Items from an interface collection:
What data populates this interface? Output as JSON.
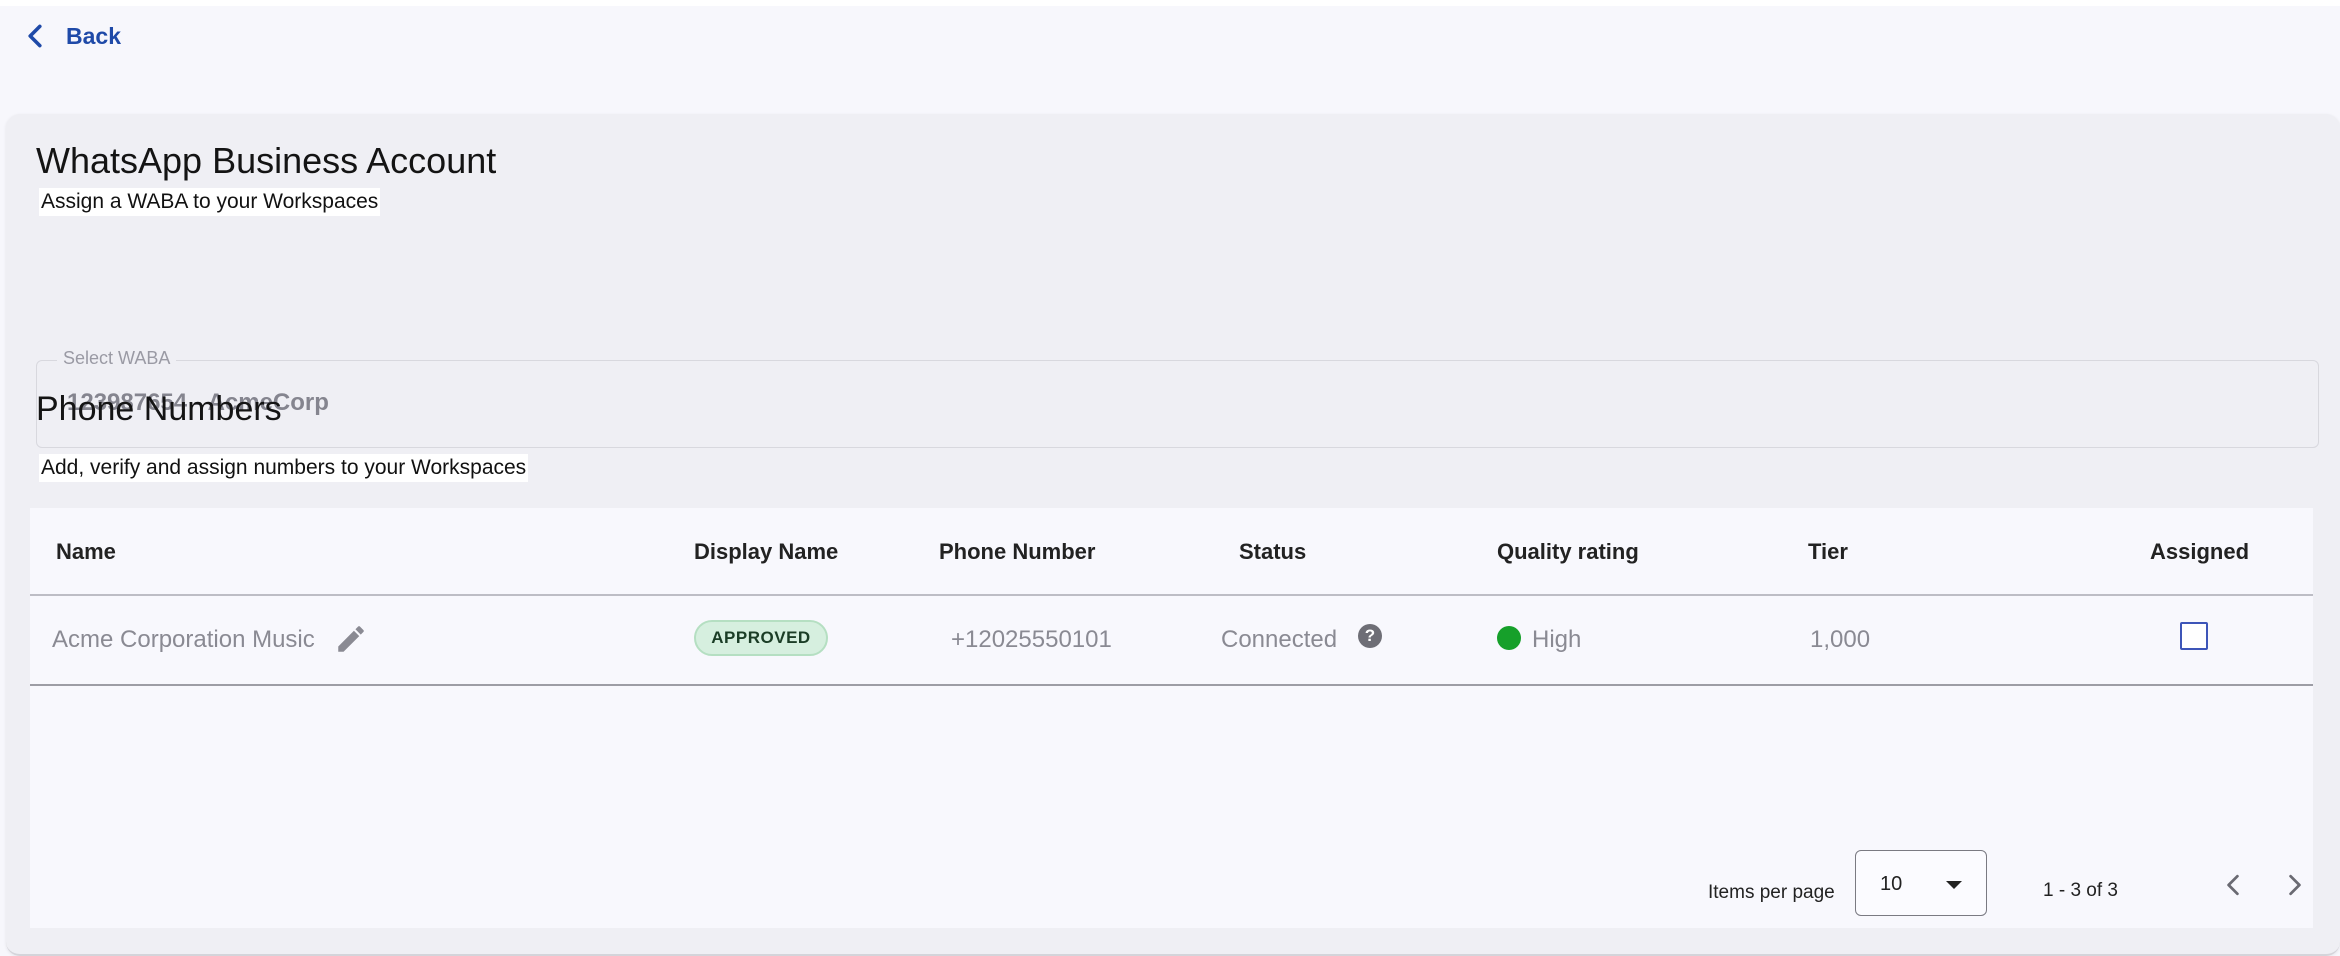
{
  "nav": {
    "back_label": "Back"
  },
  "waba_section": {
    "title": "WhatsApp Business Account",
    "subtitle": "Assign a WABA to your Workspaces",
    "select_label": "Select WABA",
    "select_value": "123987654 - AcmeCorp"
  },
  "phone_section": {
    "title": "Phone Numbers",
    "subtitle": "Add, verify and assign numbers to your Workspaces"
  },
  "table": {
    "headers": {
      "name": "Name",
      "display_name": "Display Name",
      "phone_number": "Phone Number",
      "status": "Status",
      "quality_rating": "Quality rating",
      "tier": "Tier",
      "assigned": "Assigned"
    },
    "rows": [
      {
        "name": "Acme Corporation Music",
        "display_name_status": "APPROVED",
        "phone_number": "+12025550101",
        "status": "Connected",
        "quality_rating": "High",
        "quality_color": "#16a02a",
        "tier": "1,000",
        "assigned": false
      }
    ]
  },
  "paginator": {
    "items_per_page_label": "Items per page",
    "items_per_page_value": "10",
    "range_label": "1 - 3 of 3"
  },
  "icons": {
    "back": "chevron-left-icon",
    "edit": "pencil-icon",
    "help": "help-circle-icon",
    "prev": "chevron-left-icon",
    "next": "chevron-right-icon"
  },
  "colors": {
    "accent": "#1f4aa8",
    "badge_bg": "#d6efdf",
    "checkbox_border": "#3d55b8"
  }
}
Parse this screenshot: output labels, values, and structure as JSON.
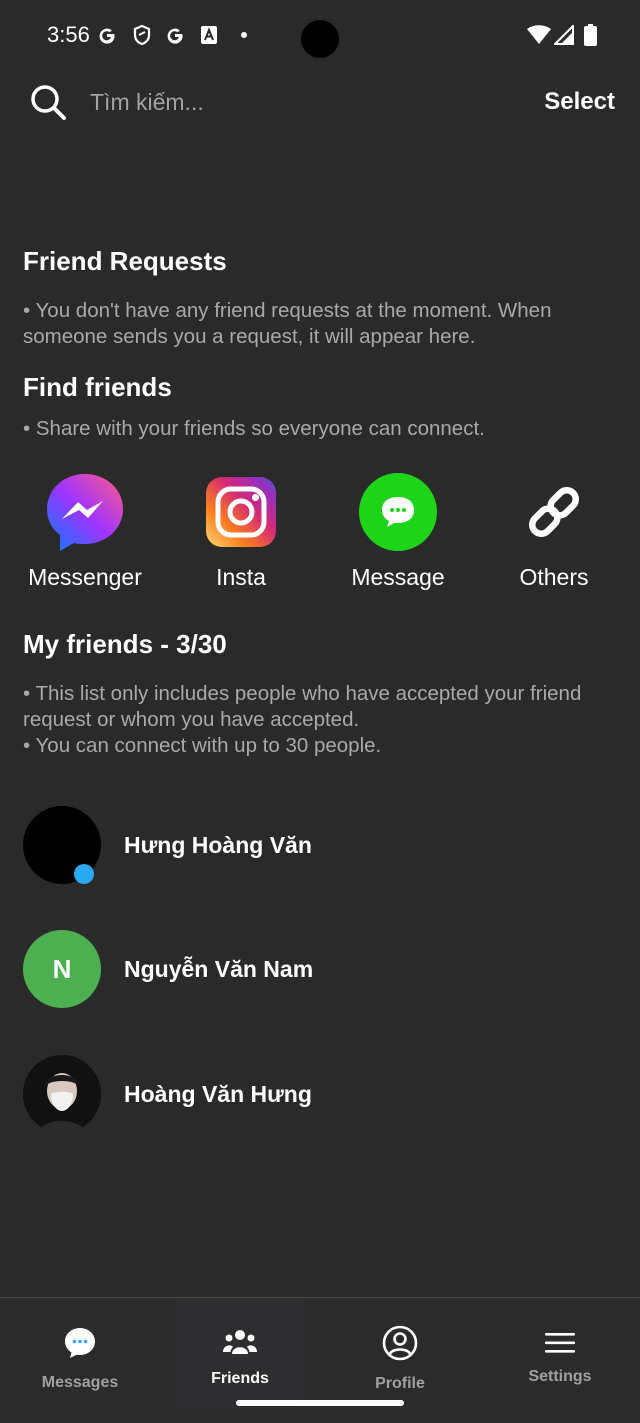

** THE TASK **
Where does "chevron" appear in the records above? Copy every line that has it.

** SOLVED EXERCISE **
    "back": "chevron-left-icon",
    "prev": "chevron-left-icon",
    "next": "chevron-right-icon"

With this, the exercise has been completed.